Snehta Residency is a small private organization that was formed in 2012 in Athens with the purpose to bring international artists in contact with the Athenian art scene. The artists are selected to live and work in Athens for two months in the Kypseli apartment. Snehta – (Athens in reverse) is a metaphorical name suggesting a deeper reading of the city. Snehta aims to expand artistic activity and research in the City, whilst supporting practices focusing on contemporary issues through an experimental and ingenuous approach. Snehta fosters new relationships and collaborations internally and beyond the confines of Athens, Greece.
Becky Campbell is a Scottish artist and curator living in Athens. Previously she has worked for The Fruitmarket Gallery in Edinburgh and DESTE Foundation in Athens. She is part of the team running Snehta Residency in Kypseli, Athens, as well as an organiser of independent projects. Curated projects includeVirtual Materiality for ekthesis-online.com, a at The Demarco Archive, Edinburgh and The WOT Gallery, Edinburgh. She has exhibited internationally in exhibitions including: Gaesahud, Konseptheimilid Sigmar, Reykjavik, Iceland; YELLOW, 2025 Kunst und Kultur e.V., Hamburg, Germany; Short-lived Settlements, Snehta, Athens; Come Ye Hither, Crofter’s Lodge, Loch Eport, North Uist, Scotland; three thousand seven hundred and two, JDM Foundation, Chicago, Illinois, USA.
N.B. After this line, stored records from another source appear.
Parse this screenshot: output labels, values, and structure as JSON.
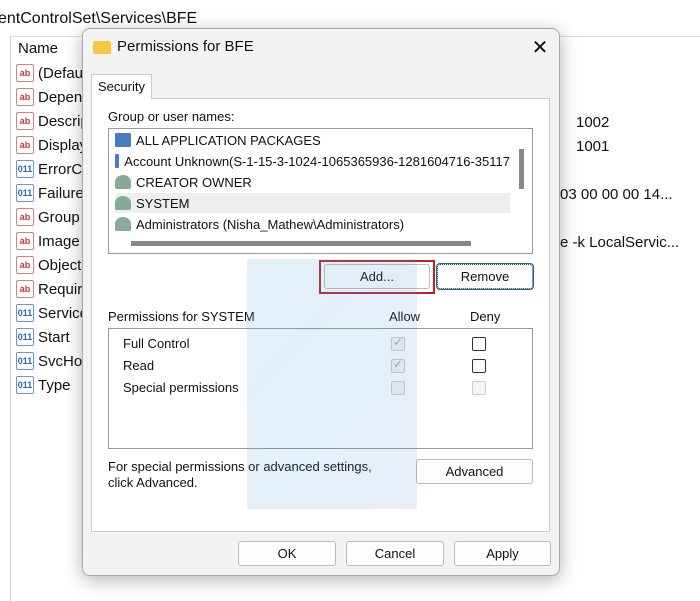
{
  "registry": {
    "path": "entControlSet\\Services\\BFE",
    "name_header": "Name",
    "items": [
      {
        "name": "(Defau",
        "type": "ab"
      },
      {
        "name": "Depen",
        "type": "ab"
      },
      {
        "name": "Descrip",
        "type": "ab"
      },
      {
        "name": "Display",
        "type": "ab"
      },
      {
        "name": "ErrorCo",
        "type": "bin"
      },
      {
        "name": "Failure",
        "type": "bin"
      },
      {
        "name": "Group",
        "type": "ab"
      },
      {
        "name": "Image",
        "type": "ab"
      },
      {
        "name": "Object",
        "type": "ab"
      },
      {
        "name": "Requir",
        "type": "ab"
      },
      {
        "name": "Service",
        "type": "bin"
      },
      {
        "name": "Start",
        "type": "bin"
      },
      {
        "name": "SvcHos",
        "type": "bin"
      },
      {
        "name": "Type",
        "type": "bin"
      }
    ],
    "values": [
      "1002",
      "1001",
      "03 00 00 00 14...",
      "e -k LocalServic..."
    ]
  },
  "dialog": {
    "title": "Permissions for BFE",
    "close": "✕",
    "tab": "Security",
    "group_label": "Group or user names:",
    "users": [
      {
        "name": "ALL APPLICATION PACKAGES",
        "icon": "app-package-icon"
      },
      {
        "name": "Account Unknown(S-1-15-3-1024-1065365936-1281604716-35117",
        "icon": "app-package-icon"
      },
      {
        "name": "CREATOR OWNER",
        "icon": "users-icon"
      },
      {
        "name": "SYSTEM",
        "icon": "users-icon",
        "selected": true
      },
      {
        "name": "Administrators (Nisha_Mathew\\Administrators)",
        "icon": "users-icon"
      }
    ],
    "add": "Add...",
    "remove": "Remove",
    "perm_label": "Permissions for SYSTEM",
    "allow": "Allow",
    "deny": "Deny",
    "permissions": [
      {
        "name": "Full Control",
        "allow": true,
        "allow_disabled": true,
        "deny": false,
        "deny_disabled": false
      },
      {
        "name": "Read",
        "allow": true,
        "allow_disabled": true,
        "deny": false,
        "deny_disabled": false
      },
      {
        "name": "Special permissions",
        "allow": false,
        "allow_disabled": true,
        "deny": false,
        "deny_disabled": true
      }
    ],
    "special_note_1": "For special permissions or advanced settings,",
    "special_note_2": "click Advanced.",
    "advanced": "Advanced",
    "ok": "OK",
    "cancel": "Cancel",
    "apply": "Apply",
    "highlight_color": "#c0202b"
  }
}
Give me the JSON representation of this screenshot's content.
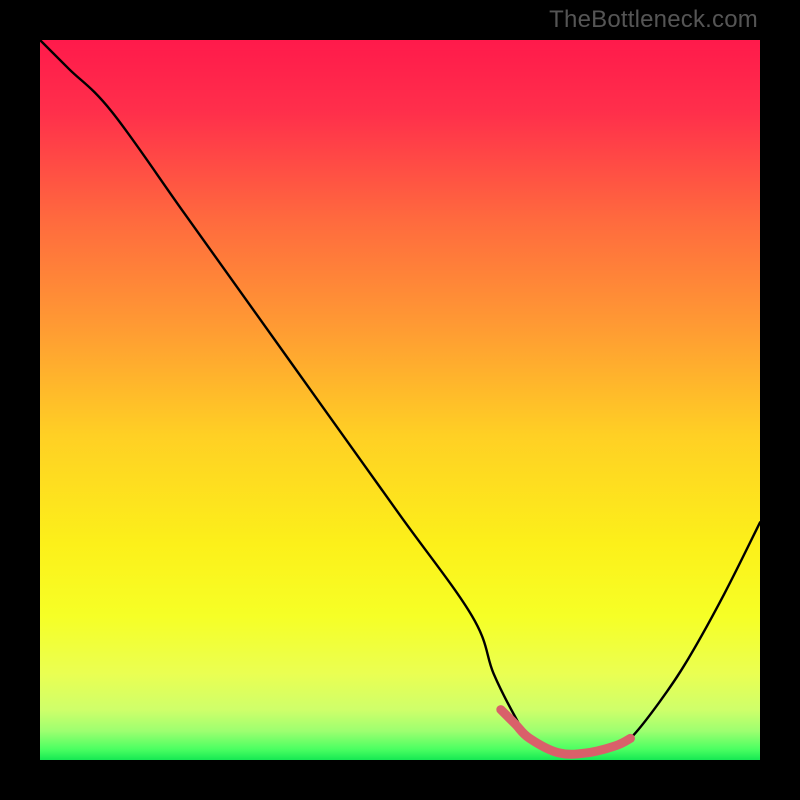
{
  "watermark": "TheBottleneck.com",
  "chart_data": {
    "type": "line",
    "title": "",
    "xlabel": "",
    "ylabel": "",
    "xlim": [
      0,
      100
    ],
    "ylim": [
      0,
      100
    ],
    "series": [
      {
        "name": "bottleneck-curve",
        "x": [
          0,
          4,
          10,
          20,
          30,
          40,
          50,
          60,
          63,
          66,
          68,
          72,
          76,
          80,
          82,
          86,
          90,
          95,
          100
        ],
        "values": [
          100,
          96,
          90,
          76,
          62,
          48,
          34,
          20,
          12,
          6,
          3,
          1,
          1,
          2,
          3,
          8,
          14,
          23,
          33
        ]
      },
      {
        "name": "optimal-range-highlight",
        "x": [
          64,
          66,
          68,
          72,
          76,
          80,
          82
        ],
        "values": [
          7,
          5,
          3,
          1,
          1,
          2,
          3
        ]
      }
    ],
    "gradient_stops": [
      {
        "pos": 0.0,
        "color": "#ff1a4b"
      },
      {
        "pos": 0.1,
        "color": "#ff2f4b"
      },
      {
        "pos": 0.25,
        "color": "#ff6a3e"
      },
      {
        "pos": 0.4,
        "color": "#ff9b33"
      },
      {
        "pos": 0.55,
        "color": "#ffd024"
      },
      {
        "pos": 0.7,
        "color": "#fcf01a"
      },
      {
        "pos": 0.8,
        "color": "#f6ff26"
      },
      {
        "pos": 0.88,
        "color": "#eaff52"
      },
      {
        "pos": 0.93,
        "color": "#cfff6a"
      },
      {
        "pos": 0.96,
        "color": "#9dff70"
      },
      {
        "pos": 0.985,
        "color": "#4bff62"
      },
      {
        "pos": 1.0,
        "color": "#16e853"
      }
    ],
    "highlight_color": "#d9606a"
  }
}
For further information contact: Becky Campbell & Snehta Residency: email@example.com Artscape Athens: firstname.lastname@example.org | τηλ. 211 1829117